Justice is key demand of Rohingyas: UN Special Rapporteur
UN Special Rapporteur on the human rights situation in Myanmar Yanghee Lee laid emphasis on "justice" for Rohingyas and holding perpetrators accountable seeking their safe and dignified return to Myanmar.
“Enough is enough. Justice is the key demand of Rohingyas I spoke to,” she said while responding to a question at a press conference in the capital on Sunday. Reports UNB.
Asked about possibility of referring Myanmar to the International Criminal Court (ICC) to investigate atrocities committed against Rohingyas, Lee said there are two permanent members of the UN Security Council (UNSC) who are friends of Myanmar.
Without mentioning the names of the two countries, Lee said they might not make this happen.
UN High Commissioner for Human Rights Zeid Ra’ad Al Hussein recently urged the UN Security Council to immediately refer Myanmar to the ICC so that all allegations of crimes against humanity and genocide perpetrated against the Rohingya as well as allegations of war crimes against other ethnic groups can be investigated.
He also requested that the Human Rights Council recommends to the General Assembly the establishment of a new international, impartial and independent mechanism, complementary to the Fact-Finding Mission to assist the criminal investigation of individual perpetrators.
Lee said she has joined the call and she has made the call too but the UNSC has to refer to the ICC. “This is why I am recommending accountability mechanism to be established immediately,” she said.
Asked whether she communicated with China to facilitate her visit to Myanmar, she said Myanmar is a sovereign state and China is not the guardian of Myanmar.
Lee said Rohingya people are going to stay here for longer period as the repatriation is unlikely to start anytime soon and this is so sadly because conditions are not conducive yet.
She mentioned that the joint response plan is only 26 percent funded. She appealed to the donors to step up and provide the funding that is urgently needed to move to medium and longer term planning.
Lee said the international community should not forget the host community in Cox’s Bazar who have been sharing their resources with Rohingyas.
The special envoy said she had asked the government of Bangladesh to facilitate a visit for her to see the conditions of the Bashanchar Island. “It was conveyed to me by the Bangladeshi officials that construction on the island is going on, and that my visit would only be possible after rainy season.”
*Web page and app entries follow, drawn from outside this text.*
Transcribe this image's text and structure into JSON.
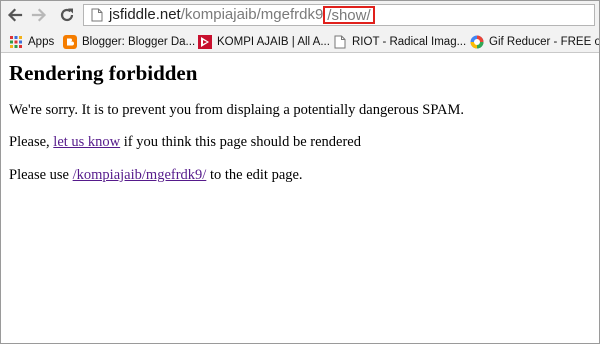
{
  "browser": {
    "url_host": "jsfiddle.net",
    "url_path": "/kompiajaib/mgefrdk9",
    "url_highlight": "/show/",
    "highlight_color": "#e0201b"
  },
  "bookmarks": [
    {
      "label": "Apps",
      "icon": "apps-grid-icon"
    },
    {
      "label": "Blogger: Blogger Da...",
      "icon": "blogger-icon"
    },
    {
      "label": "KOMPI AJAIB | All A...",
      "icon": "kompi-ajaib-icon"
    },
    {
      "label": "RIOT - Radical Imag...",
      "icon": "page-icon"
    },
    {
      "label": "Gif Reducer - FREE o...",
      "icon": "gif-reducer-icon"
    }
  ],
  "page": {
    "heading": "Rendering forbidden",
    "line1": "We're sorry. It is to prevent you from displaing a potentially dangerous SPAM.",
    "line2_before": "Please, ",
    "line2_link": "let us know",
    "line2_after": " if you think this page should be rendered",
    "line3_before": "Please use ",
    "line3_link": "/kompiajaib/mgefrdk9/",
    "line3_after": " to the edit page.",
    "link_color": "#551a8b"
  }
}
She said it is more than clear now unless the cycle of violence and persecutions is broken, violations of human rights and international humanitarian law will continue in Myanmar. “The enduring impunity must come to an end.”
Lee urged the international community to come together without delay and establish the mechanism at the Human Rights Council session in September.
She said Rohingyas living in Bangladesh must be recognized as Rohingya refugees by all, including by host governments such as Bangladesh and they must be referred to as refugees in all public and private statements by all actors.
The special envoy said accountability for the atrocities committed is urgently needed, and must be delivered.
“Government of Myanmar has made no progress or showed any real will to dismantle the system of discrimination and make Rakhine State safe. The Rohingya refugees will not be returning to Myanmar in the near future,” Lee said.
She laid emphasis on education for all, access to meaningful livelihood opportunities and vocational training and giving Rohingyas a dignified life.
Lee bemoaned that the government of Myanmar continues to deny her access despite the call by the Human Rights Council for Myanmar to cooperate with her mandate.
She said she requested India too on several occasions seeking permission to visit Rohingyas living in India but she did receive no reply. Lee wants to visit China too.
The special envoy is determined to reach out as much as possible to victims of human rights abuses in Myanmar who are located elsewhere and other locations in order to learn more about their experiences to understand better the human rights situation in Myanmar.
The Special Rapporteur spent days in Dhaka meeting UN and government officials and then travel to Cox's Bazar where she met UN agencies, the humanitarian and protection sector, health and GBV actors, NGOs and government officials.
Following her visit to Bangladesh, the human rights expert will share her findings when she presents a report to the 73rd session of the UN General Assembly in October 2018.
Yanghee Lee was appointed by the UN Human Rights Council in 2014 as the Special Rapporteur on the situation of human rights in Myanmar.